3MW (Aligning content with flexboxes)

Guten Tag!

Many greetings from Munich, Germany. In today’s newsletter, we are finally going to finish our user interface for our weather app. Here’s where we currently stand.

What we still need to do is to align a couple of things nicely. Really, the only thing we have to do is to

  • align the things in the top bar, so that the icons are all the way on the right side of the screen

  • And we need to center the cloud icon so that it is aligned in the middle of the screen.

But before we do that, it’s time for my usual announcements.

Extract information from PDFs

Have a bunch of PDF documents that you need to extract information from? With the {tidychatmodels} package there's a pretty simple workflow of small steps you can use to do that:

Like every week (when I don’t forget to insert the URL 😅), you can find today’s code snippets on GitHub.

Aligning the top bar

Okay, so let’s start out with the top bar. Since we want to move all of the icons further to the right, what we need to do is to first group things together that should be moved together. So let’s put the icons into a new div container.

This unfortunately results in the two containers being stacked on top of each other. And by default this is typically what containers do: They stack on top of each other except if they are inline containers like text or icons. That’s why the icons were previously not below the text but next to it.

In CSS-speak, we would say that we used display: inline earlier and the moment we stuck things into the container, it was display:block. So blocks stack on top of each other and inline stuff stays inline.

Meet Flexbox

In CSS there are two systems that are fantastic for aligning things. One is flexbox and the other one is grid. Here, we don’t need a bunch of elements to align on one grid. Instead, we want two move things around inside of our container. So that means we have to use flexbox instead of grid.

As I’ve just said before, if we want to modify the way things behave when it comes to alignment, we have to change the display. Thus, we set display: flex.

As you can see the moment that happens, the two containers in the top bar align next to each other. That’s because by default Flexboxes align things row wise and do not stack things on top of each other anymore.

Moving elements in flexboxes

But now the question becomes: “How do we align things within one row?” You see, we want one element, i.e. the text of the time, to be at the beginning of the row and we want the icons to be at the end of the row. For these kinds of scenarios, Flexbox has a property called justify-content.
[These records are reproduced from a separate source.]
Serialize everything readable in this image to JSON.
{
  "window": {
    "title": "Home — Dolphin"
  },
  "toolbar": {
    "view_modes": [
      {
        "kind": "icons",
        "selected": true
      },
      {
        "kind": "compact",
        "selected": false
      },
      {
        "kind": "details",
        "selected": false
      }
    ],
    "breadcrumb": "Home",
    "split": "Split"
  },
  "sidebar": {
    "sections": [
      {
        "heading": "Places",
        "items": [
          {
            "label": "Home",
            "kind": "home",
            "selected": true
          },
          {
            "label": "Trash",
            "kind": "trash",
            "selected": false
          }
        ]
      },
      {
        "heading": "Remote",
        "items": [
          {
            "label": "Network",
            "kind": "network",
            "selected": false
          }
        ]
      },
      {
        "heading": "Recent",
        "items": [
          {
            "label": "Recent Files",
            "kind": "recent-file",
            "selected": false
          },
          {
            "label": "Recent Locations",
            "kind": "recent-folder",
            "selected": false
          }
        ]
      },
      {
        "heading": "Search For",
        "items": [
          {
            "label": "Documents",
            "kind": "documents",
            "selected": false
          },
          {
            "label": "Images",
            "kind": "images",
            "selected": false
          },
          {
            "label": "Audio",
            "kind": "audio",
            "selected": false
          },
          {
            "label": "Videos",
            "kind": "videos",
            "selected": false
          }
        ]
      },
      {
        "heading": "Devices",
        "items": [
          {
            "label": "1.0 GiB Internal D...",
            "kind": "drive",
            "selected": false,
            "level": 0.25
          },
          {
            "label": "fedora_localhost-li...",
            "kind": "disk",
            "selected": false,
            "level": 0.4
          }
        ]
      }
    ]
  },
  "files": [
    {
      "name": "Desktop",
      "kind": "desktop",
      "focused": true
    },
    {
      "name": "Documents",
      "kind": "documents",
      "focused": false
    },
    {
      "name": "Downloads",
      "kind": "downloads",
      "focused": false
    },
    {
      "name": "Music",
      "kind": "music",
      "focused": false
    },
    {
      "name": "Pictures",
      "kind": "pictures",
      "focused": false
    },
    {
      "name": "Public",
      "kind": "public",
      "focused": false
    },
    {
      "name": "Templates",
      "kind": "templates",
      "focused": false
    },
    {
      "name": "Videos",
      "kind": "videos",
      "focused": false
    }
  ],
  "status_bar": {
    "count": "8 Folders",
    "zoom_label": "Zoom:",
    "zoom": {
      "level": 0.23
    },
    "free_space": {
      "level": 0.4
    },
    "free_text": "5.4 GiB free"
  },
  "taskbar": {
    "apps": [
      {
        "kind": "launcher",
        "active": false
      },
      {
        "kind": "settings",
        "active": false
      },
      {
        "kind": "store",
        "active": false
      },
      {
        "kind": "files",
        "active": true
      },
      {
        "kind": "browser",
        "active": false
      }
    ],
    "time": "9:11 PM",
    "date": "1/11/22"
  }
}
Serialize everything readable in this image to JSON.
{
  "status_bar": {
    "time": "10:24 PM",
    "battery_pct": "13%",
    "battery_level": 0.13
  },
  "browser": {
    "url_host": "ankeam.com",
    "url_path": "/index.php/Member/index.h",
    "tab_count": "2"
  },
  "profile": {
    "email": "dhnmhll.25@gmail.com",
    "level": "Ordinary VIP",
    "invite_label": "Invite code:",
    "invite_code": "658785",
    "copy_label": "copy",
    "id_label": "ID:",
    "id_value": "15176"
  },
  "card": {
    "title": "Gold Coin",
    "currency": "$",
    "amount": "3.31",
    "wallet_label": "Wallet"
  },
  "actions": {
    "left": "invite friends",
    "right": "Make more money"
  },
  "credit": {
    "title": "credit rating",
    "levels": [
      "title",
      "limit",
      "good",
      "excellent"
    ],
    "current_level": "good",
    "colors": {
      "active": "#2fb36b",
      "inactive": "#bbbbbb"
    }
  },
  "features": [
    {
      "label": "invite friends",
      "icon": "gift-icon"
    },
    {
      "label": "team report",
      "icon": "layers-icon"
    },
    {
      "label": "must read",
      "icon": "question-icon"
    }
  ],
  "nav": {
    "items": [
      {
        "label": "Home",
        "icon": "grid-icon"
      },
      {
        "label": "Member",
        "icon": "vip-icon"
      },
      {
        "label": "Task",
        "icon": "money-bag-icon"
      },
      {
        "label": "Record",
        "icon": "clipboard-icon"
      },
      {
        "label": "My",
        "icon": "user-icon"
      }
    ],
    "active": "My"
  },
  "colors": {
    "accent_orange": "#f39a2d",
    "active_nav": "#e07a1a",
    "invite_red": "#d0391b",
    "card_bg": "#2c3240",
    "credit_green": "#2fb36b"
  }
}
And there are a bunch of settings you can use with justify-content. For example, you could align things to the start of the row with justify-content: flex-start or you could move things to the end of the row with justify-content: flex-end.

In our case, we want to distribute our elements along the row with one element at the beginning and one at the end. And that’s what we use justify-content: space-between for.

Centering the cloud icon

Now let’s move on to the big icon at the bottom in the middle of the app. What we can do now is to make the phone container into a Flexbox so that we can move our icon inside of the Flexbox. But before we do that, you might already anticipate what goes wrong.

If we try to make the parent container into a Flexbox, all of our containers that are right now on top of each other will go next to each other. After all, that’s exactly what we have seen with the top bar.

So we kind of have to figure out how to change the row-wise alignment of Flexboxes. And that’s exactly where flex-direction comes in. You can set that property to column and if you do that, then everything stays as it is but the outside container now is a Flexbox.

Nice! And with that we can use auto margins to move things horizontally. So if you set margin-left: auto and margin-right: auto, on the icon then it will be placed right in the center where we need it.

The remainder of the UI

And with that we have aligned the things that we need. The final ingredient that is missing to complete our user interface is the rows for the forecast of the next couple of days.

But making that happen requires the exact same techniques that we have already learned by now. So I will just leave this part to you. Or if you want to see the solution, you can always check out the blog post I have set up for this user interface or the video on YouTube.

And with that we have finally completed our user interface. I hope you enjoy the rest of your day and if you have any questions don’t hesitate to reply to this mail or contact me on LinkedIn.

See you next week,
Albert 👋

Enjoyed this newsletter and found something helpful? Here are other ways I can help you:


or to participate.